They first put us in the special meeting room with Peaches. He was skittish and shy. He wouldn’t look at us or take a treat. We already have two very high-strung children. The last thing we need is a dog with an anxiety disorder, so we unanimously agreed to have the shelter swap Peaches for his brother, Petrie, and continue with our special visit. With Petrie, it was love at first sight. He was 5-months old, 35-lbs, friendly and affectionate but not overly energetic. He came up to Evie, sat next to her and put his paw on her leg. We were in love.

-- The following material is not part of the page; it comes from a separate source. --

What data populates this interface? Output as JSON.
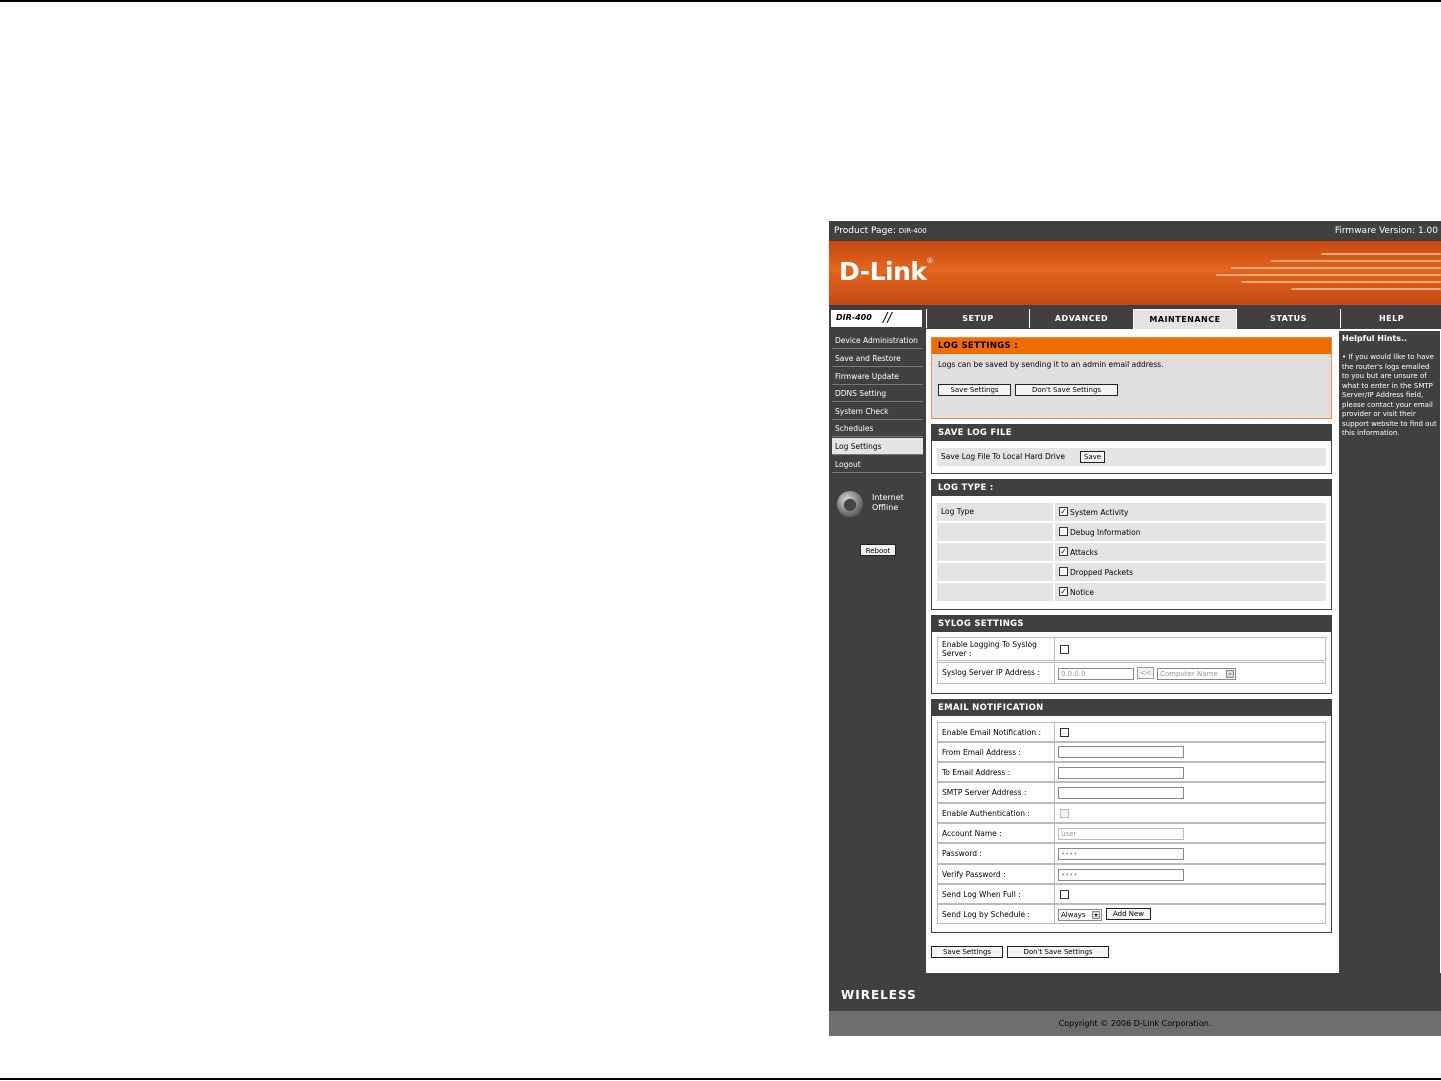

We brought him home, sitting in my lap in the back seat of our Buick. He smelled something awful, having never been bathed. He was missing half his fur. You could tell he had been seriously neglected. He had been sent here from a kill-shelter in Alabama, where he had lived his whole life under the bright fluorescent lights and concrete floor of the urine-smelling shelter. He also had intestinal worms. The whole scene was heartbreaking. We were determined to love him into good health.
After a long family debate, we named him Taco after the kid's favorite food and in honor of Chris’ TX roots. Despite his history of neglect, Taco is a most affectionate, loyal and kind-hearted dog. He’s gentle, friendly, silly, extremely intelligent and stubborn.
Of course, we adopted Taco because we assumed that having a dog would be an easier option than having a baby. But of course, experienced dog owners know that this simply isn’t true. Puppies are every bit as much work as babies. But babies can go with you anywhere, anytime. Just strap them on your body or plop them in a stroller. Take them on a walk, to the grocery store, to Target, to a friend's house. Babies are always socially acceptable.
Well, I certainly can’t strap my now 75-lb fur baby into an ergo-carrier on my chest. Puppies need your constant care, but they aren’t allowed to go most places. They’re like gigantic, hairy toddlers, except half the population thinks they’re adorable, the other half is absolutely terrified and will cross the street to avoid you– especially if your dog looks like a wolf.
Taco has chewed our baseboards and devoured seven leashes, two harnesses, three computer chords and countless toys.
He brings joy and chaos.
The kids love him more than anything. They help with the daily responsibilities and lavish love and affection on him. Jonah and Taco, especially, have a very sweet relationship. I don’t know if Jonah doesn’t realize he isn’t a dog, or if Taco doesn’t realize he isn’t human – but they are brothers.
Me: “Jonah, quit putting your face on Taco.”
Chris: “Stop wrestling in the house, both of you!”
Jonah: “MOM! Taco took my toy. Make him give it back!”
Evie: “MOM! Jonah and Taco are both eating my crayons.”
…. So, in the end, Jonah got his baby brother.
And we’re done… for now.